• _WHAT IS EXPECTED_:
I need each line of the entries below that includes the string "Memory".

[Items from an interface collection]
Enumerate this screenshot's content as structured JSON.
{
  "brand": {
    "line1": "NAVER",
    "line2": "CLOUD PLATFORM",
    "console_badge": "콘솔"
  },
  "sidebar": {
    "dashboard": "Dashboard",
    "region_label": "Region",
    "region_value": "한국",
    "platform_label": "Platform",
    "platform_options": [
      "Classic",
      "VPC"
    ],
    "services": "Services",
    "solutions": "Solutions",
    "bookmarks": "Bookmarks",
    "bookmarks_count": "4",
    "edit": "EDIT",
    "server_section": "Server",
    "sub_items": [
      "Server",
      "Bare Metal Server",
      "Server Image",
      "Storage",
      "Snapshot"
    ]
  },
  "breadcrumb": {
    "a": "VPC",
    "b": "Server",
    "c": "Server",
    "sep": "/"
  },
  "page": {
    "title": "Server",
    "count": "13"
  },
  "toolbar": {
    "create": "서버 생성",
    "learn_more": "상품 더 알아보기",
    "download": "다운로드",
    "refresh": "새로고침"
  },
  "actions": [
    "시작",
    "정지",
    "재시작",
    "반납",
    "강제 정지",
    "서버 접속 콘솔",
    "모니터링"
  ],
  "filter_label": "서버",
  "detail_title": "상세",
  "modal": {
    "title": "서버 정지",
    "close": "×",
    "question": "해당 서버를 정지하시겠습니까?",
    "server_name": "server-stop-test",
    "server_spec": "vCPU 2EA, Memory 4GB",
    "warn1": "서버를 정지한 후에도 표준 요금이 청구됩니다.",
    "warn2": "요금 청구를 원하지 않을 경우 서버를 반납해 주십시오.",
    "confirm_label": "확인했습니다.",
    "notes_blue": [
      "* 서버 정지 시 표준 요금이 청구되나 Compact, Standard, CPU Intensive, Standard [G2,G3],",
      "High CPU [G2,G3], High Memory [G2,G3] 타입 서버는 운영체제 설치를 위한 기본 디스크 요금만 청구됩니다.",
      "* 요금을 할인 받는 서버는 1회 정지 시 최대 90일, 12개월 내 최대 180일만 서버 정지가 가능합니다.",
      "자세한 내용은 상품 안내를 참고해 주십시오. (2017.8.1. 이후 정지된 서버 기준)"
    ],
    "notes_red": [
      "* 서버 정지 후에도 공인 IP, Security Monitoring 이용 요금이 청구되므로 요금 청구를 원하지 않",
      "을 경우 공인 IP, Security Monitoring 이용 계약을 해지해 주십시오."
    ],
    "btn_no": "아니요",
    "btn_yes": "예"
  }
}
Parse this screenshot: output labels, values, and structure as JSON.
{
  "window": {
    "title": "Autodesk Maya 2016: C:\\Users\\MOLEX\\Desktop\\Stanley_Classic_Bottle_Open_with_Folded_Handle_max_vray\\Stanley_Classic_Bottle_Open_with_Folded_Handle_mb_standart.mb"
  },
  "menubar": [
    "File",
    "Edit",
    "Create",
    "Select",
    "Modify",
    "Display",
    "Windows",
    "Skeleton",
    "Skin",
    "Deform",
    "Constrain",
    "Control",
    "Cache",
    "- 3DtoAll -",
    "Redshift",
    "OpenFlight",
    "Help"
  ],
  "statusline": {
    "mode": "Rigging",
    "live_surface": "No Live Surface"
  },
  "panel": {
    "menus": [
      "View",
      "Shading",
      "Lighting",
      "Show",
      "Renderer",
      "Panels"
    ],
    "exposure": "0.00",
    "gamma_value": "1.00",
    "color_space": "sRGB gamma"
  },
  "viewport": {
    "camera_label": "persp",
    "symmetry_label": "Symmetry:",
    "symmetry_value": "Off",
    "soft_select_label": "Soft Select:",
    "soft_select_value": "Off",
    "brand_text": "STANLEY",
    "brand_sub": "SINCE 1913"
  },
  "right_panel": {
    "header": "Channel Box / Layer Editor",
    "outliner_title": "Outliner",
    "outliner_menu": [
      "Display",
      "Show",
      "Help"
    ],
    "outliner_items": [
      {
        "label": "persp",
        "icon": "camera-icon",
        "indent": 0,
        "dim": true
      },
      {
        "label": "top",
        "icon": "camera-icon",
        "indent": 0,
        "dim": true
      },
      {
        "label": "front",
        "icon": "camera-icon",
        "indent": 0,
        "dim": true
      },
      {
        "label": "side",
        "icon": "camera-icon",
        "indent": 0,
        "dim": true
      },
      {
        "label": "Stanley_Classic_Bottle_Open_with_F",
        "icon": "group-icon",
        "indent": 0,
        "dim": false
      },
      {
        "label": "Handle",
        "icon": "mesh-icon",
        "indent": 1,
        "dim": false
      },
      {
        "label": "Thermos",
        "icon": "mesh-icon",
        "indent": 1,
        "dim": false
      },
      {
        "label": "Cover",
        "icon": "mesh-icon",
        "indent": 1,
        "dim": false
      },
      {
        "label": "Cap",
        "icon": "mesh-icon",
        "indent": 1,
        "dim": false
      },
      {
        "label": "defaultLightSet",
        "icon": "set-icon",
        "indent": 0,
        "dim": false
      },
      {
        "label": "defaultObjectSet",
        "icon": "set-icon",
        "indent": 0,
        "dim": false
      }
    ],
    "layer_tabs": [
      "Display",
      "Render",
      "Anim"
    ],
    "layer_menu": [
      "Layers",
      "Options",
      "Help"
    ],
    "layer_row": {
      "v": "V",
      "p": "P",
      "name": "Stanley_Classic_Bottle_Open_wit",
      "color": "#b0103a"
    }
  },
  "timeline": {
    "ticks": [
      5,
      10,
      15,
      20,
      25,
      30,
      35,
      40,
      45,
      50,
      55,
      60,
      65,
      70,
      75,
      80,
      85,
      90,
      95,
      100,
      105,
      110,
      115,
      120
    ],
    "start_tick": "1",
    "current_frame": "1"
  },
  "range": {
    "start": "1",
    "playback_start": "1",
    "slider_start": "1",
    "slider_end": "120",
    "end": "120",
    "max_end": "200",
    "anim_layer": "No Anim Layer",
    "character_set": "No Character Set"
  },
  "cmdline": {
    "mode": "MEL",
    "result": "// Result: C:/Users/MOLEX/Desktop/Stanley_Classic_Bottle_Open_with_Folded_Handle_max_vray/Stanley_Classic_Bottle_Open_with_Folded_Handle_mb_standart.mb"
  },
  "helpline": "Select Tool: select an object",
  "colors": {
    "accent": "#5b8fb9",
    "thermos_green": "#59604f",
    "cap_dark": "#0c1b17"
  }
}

• _REPLY TO THE TASK_:
    "server_spec": "vCPU 2EA, Memory 4GB",
      "High CPU [G2,G3], High Memory [G2,G3] 타입 서버는 운영체제 설치를 위한 기본 디스크 요금만 청구됩니다.",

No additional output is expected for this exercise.